> _Work instruction_: Report how many lines contain the word "kind" in the listing that follows. Give nothing besides the number.

> _Data extracts_:
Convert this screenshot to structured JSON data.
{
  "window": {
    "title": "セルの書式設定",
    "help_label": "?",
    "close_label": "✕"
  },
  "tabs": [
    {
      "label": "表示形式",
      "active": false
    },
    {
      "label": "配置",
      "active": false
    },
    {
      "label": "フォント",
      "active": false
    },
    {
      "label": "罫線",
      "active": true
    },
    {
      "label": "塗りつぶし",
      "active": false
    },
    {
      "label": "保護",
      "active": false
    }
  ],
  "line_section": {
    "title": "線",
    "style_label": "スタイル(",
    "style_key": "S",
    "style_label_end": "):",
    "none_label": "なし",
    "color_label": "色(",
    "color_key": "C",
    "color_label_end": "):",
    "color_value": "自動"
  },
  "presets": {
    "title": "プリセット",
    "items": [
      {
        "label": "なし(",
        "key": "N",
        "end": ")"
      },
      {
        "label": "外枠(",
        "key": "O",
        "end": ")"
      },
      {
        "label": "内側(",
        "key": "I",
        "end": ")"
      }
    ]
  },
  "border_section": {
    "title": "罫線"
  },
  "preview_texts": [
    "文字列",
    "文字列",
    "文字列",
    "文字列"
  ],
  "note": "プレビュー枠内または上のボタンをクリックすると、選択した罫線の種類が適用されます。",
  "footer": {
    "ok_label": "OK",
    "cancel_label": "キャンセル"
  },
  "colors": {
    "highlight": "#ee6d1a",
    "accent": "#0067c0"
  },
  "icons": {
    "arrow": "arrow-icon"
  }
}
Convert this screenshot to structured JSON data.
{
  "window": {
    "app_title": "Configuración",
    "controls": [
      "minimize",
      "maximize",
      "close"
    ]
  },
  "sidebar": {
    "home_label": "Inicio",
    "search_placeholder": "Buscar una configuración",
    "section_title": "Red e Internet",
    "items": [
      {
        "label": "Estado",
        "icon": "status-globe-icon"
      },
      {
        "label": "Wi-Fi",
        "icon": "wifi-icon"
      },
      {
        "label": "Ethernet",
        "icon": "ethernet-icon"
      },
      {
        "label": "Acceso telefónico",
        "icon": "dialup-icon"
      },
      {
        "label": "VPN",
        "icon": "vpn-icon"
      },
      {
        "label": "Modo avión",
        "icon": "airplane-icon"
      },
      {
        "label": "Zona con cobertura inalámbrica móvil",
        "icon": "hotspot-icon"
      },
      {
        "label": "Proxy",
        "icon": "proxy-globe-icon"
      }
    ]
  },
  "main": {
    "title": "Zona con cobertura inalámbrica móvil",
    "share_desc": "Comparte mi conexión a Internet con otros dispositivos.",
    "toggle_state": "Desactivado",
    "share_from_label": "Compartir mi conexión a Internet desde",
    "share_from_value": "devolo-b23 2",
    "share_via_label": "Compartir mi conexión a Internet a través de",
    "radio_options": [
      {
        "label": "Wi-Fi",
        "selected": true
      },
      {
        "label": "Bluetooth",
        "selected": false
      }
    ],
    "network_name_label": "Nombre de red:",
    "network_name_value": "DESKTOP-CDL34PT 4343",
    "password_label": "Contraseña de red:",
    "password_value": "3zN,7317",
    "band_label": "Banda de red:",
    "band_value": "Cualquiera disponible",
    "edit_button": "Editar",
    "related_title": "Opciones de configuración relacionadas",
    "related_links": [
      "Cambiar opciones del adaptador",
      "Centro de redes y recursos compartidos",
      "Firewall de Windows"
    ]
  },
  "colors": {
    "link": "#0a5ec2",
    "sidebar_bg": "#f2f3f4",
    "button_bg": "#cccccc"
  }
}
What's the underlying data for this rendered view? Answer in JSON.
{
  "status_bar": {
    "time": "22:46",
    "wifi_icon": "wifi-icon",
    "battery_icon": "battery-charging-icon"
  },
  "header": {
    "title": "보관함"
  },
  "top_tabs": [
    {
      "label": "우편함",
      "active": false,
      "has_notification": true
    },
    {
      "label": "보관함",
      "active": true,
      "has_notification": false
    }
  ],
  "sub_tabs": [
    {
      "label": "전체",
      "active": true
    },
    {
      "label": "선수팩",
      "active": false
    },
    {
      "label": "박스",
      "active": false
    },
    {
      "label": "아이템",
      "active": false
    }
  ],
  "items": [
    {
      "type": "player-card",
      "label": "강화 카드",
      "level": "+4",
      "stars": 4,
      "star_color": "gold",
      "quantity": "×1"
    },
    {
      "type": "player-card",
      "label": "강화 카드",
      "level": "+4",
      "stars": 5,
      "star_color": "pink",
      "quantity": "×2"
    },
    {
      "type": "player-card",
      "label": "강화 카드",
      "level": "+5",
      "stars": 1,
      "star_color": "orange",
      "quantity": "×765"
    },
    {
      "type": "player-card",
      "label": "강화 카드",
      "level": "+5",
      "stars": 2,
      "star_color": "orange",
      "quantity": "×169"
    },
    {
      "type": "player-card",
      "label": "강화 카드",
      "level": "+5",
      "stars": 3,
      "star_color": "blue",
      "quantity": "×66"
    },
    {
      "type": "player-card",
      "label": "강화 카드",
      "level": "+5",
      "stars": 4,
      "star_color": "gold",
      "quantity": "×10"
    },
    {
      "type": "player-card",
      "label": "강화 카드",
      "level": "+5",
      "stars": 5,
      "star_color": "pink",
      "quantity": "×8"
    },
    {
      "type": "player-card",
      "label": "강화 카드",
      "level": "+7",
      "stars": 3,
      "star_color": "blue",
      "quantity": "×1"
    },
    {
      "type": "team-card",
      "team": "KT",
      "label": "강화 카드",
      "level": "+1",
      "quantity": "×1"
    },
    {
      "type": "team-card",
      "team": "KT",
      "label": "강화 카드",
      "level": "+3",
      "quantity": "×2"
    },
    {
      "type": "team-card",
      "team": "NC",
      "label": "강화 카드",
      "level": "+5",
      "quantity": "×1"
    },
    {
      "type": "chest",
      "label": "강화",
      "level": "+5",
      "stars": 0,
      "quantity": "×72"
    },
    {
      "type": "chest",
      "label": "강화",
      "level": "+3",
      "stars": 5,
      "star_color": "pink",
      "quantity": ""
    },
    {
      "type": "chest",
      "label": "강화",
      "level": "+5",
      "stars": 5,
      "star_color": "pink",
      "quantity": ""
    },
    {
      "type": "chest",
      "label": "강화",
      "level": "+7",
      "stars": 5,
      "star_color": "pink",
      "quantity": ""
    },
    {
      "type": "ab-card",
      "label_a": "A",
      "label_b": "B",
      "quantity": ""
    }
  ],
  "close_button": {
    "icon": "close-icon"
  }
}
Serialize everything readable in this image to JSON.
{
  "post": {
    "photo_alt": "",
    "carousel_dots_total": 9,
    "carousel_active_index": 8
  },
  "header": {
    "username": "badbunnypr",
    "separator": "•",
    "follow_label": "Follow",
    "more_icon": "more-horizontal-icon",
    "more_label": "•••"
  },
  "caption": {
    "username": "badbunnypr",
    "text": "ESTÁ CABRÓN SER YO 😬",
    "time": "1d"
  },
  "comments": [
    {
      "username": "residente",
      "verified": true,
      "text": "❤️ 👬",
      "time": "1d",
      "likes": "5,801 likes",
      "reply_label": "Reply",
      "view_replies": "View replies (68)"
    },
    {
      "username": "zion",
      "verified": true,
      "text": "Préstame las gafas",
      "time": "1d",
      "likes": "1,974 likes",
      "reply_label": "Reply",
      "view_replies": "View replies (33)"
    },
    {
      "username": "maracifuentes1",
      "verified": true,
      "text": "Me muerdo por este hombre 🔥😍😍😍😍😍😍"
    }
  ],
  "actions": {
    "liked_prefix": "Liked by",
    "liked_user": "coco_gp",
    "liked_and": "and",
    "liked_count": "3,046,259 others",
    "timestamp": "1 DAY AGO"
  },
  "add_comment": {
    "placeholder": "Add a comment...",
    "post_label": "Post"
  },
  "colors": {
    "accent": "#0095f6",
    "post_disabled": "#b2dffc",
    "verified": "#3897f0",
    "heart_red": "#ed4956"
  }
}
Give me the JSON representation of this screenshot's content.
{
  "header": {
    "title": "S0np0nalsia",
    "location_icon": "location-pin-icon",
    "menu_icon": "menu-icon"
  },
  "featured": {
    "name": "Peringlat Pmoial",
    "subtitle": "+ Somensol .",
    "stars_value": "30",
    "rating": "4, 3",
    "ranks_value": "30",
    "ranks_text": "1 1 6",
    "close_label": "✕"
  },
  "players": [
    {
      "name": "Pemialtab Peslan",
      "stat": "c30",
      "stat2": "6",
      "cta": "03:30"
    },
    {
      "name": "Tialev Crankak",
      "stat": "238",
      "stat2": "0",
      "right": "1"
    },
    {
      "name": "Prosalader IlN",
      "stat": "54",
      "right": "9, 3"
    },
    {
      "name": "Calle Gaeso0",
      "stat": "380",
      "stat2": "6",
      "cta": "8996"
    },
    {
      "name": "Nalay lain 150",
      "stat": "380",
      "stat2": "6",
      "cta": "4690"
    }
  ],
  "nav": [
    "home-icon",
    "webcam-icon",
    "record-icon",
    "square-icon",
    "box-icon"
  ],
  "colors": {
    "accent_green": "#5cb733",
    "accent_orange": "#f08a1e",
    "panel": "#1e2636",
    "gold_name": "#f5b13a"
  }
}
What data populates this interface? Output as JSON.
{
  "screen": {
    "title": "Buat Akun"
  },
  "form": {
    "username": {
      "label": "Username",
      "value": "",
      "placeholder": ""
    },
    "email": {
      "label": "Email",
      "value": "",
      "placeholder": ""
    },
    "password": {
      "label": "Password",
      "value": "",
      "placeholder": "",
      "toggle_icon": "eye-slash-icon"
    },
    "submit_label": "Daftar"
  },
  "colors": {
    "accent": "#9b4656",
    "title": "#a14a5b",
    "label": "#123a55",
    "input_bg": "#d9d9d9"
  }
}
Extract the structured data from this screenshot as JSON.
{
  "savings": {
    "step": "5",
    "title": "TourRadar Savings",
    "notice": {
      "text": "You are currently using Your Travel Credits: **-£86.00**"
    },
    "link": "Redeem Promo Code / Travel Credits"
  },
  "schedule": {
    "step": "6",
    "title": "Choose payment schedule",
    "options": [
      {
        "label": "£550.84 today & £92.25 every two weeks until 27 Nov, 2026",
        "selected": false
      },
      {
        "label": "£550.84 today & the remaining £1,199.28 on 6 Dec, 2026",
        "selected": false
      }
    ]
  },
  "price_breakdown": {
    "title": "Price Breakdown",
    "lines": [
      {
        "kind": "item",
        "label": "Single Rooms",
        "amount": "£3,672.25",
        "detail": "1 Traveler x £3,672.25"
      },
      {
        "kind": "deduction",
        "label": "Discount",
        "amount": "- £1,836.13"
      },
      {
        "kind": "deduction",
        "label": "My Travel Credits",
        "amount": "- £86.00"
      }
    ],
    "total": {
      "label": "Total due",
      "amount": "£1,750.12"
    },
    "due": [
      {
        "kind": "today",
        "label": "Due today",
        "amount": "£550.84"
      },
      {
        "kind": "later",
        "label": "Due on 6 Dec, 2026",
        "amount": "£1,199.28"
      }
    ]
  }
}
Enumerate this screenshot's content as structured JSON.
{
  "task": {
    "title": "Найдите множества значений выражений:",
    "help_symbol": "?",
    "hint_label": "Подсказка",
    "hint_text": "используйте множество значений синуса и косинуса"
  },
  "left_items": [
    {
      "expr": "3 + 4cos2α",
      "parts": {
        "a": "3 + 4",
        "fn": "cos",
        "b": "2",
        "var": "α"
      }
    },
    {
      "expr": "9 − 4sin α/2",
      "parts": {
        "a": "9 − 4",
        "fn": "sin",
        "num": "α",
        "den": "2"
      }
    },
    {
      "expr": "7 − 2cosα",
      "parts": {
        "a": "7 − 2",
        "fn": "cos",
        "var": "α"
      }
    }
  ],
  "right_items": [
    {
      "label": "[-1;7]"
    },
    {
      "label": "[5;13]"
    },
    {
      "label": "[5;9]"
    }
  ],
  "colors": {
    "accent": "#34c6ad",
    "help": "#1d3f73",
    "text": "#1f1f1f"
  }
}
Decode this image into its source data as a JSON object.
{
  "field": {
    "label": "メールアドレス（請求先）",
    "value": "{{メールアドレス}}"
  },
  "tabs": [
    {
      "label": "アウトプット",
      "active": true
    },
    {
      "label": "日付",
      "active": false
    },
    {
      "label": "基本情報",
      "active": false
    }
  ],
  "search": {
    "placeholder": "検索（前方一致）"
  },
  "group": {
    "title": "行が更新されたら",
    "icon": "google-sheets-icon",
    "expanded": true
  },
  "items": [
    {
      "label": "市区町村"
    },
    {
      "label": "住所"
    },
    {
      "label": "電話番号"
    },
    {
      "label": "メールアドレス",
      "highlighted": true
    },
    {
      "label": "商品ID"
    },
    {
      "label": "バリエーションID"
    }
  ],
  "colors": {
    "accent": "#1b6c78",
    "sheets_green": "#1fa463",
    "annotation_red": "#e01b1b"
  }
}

> _Task solution_: 5